**What is expected:** Would you write out the listing verbatim and skip every picture in it?

**Provided entries:**
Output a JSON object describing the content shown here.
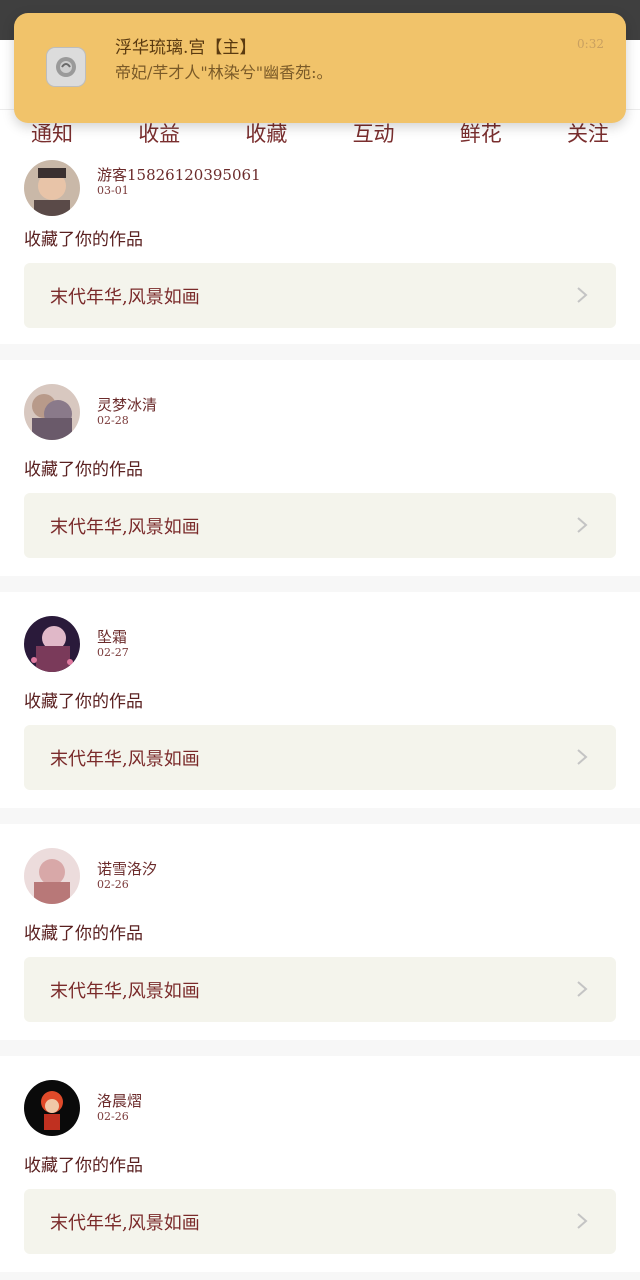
{
  "notification": {
    "title": "浮华琉璃.宫【主】",
    "body": "帝妃/芊才人\"林染兮\"幽香苑:。",
    "time": "0:32",
    "icon": "app-icon"
  },
  "tabs": [
    {
      "label": "通知",
      "active": false
    },
    {
      "label": "收益",
      "active": false
    },
    {
      "label": "收藏",
      "active": true
    },
    {
      "label": "互动",
      "active": false
    },
    {
      "label": "鲜花",
      "active": false
    },
    {
      "label": "关注",
      "active": false
    }
  ],
  "items": [
    {
      "user": "游客15826120395061",
      "date": "03-01",
      "action": "收藏了你的作品",
      "work": "末代年华,风景如画"
    },
    {
      "user": "灵梦冰清",
      "date": "02-28",
      "action": "收藏了你的作品",
      "work": "末代年华,风景如画"
    },
    {
      "user": "坠霜",
      "date": "02-27",
      "action": "收藏了你的作品",
      "work": "末代年华,风景如画"
    },
    {
      "user": "诺雪洛汐",
      "date": "02-26",
      "action": "收藏了你的作品",
      "work": "末代年华,风景如画"
    },
    {
      "user": "洛晨熠",
      "date": "02-26",
      "action": "收藏了你的作品",
      "work": "末代年华,风景如画"
    }
  ],
  "colors": {
    "notification_bg": "#f1c36a",
    "tab_indicator": "#d77aa6",
    "work_box_bg": "#f4f4ec",
    "status_bar": "#3f3f3f"
  }
}
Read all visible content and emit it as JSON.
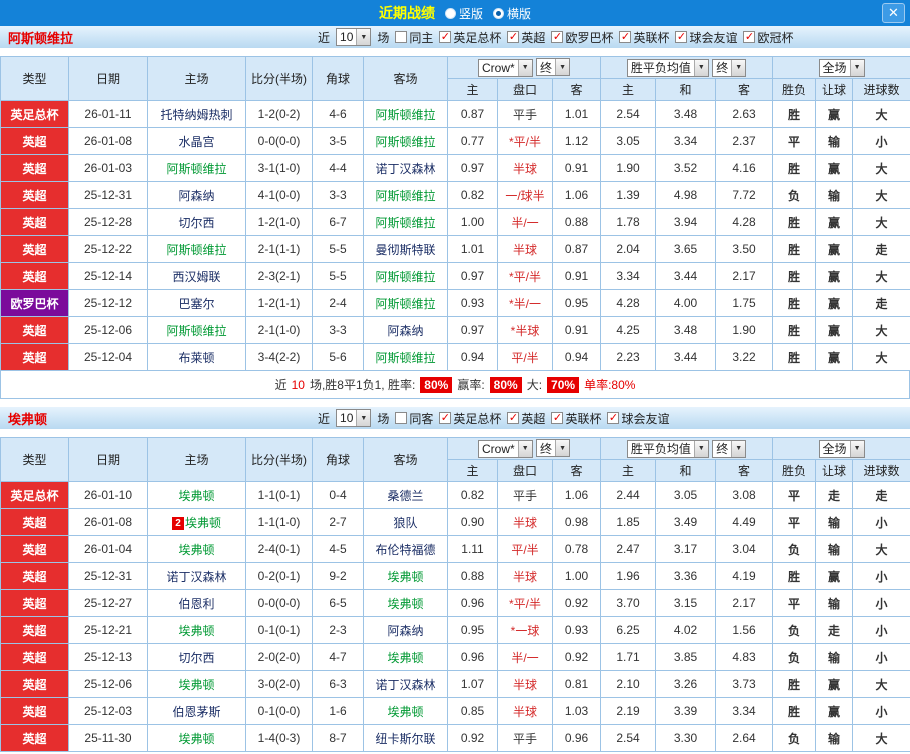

**Exercise answer:**
Output a JSON object describing the content shown here.
{
  "notification": {
    "title": "浮华琉璃.宫【主】",
    "body": "帝妃/芊才人\"林染兮\"幽香苑:。",
    "time": "0:32",
    "icon": "app-icon"
  },
  "tabs": [
    {
      "label": "通知",
      "active": false
    },
    {
      "label": "收益",
      "active": false
    },
    {
      "label": "收藏",
      "active": true
    },
    {
      "label": "互动",
      "active": false
    },
    {
      "label": "鲜花",
      "active": false
    },
    {
      "label": "关注",
      "active": false
    }
  ],
  "items": [
    {
      "user": "游客15826120395061",
      "date": "03-01",
      "action": "收藏了你的作品",
      "work": "末代年华,风景如画"
    },
    {
      "user": "灵梦冰清",
      "date": "02-28",
      "action": "收藏了你的作品",
      "work": "末代年华,风景如画"
    },
    {
      "user": "坠霜",
      "date": "02-27",
      "action": "收藏了你的作品",
      "work": "末代年华,风景如画"
    },
    {
      "user": "诺雪洛汐",
      "date": "02-26",
      "action": "收藏了你的作品",
      "work": "末代年华,风景如画"
    },
    {
      "user": "洛晨熠",
      "date": "02-26",
      "action": "收藏了你的作品",
      "work": "末代年华,风景如画"
    }
  ],
  "colors": {
    "notification_bg": "#f1c36a",
    "tab_indicator": "#d77aa6",
    "work_box_bg": "#f4f4ec",
    "status_bar": "#3f3f3f"
  }
}
Read all visible content and emit it as JSON.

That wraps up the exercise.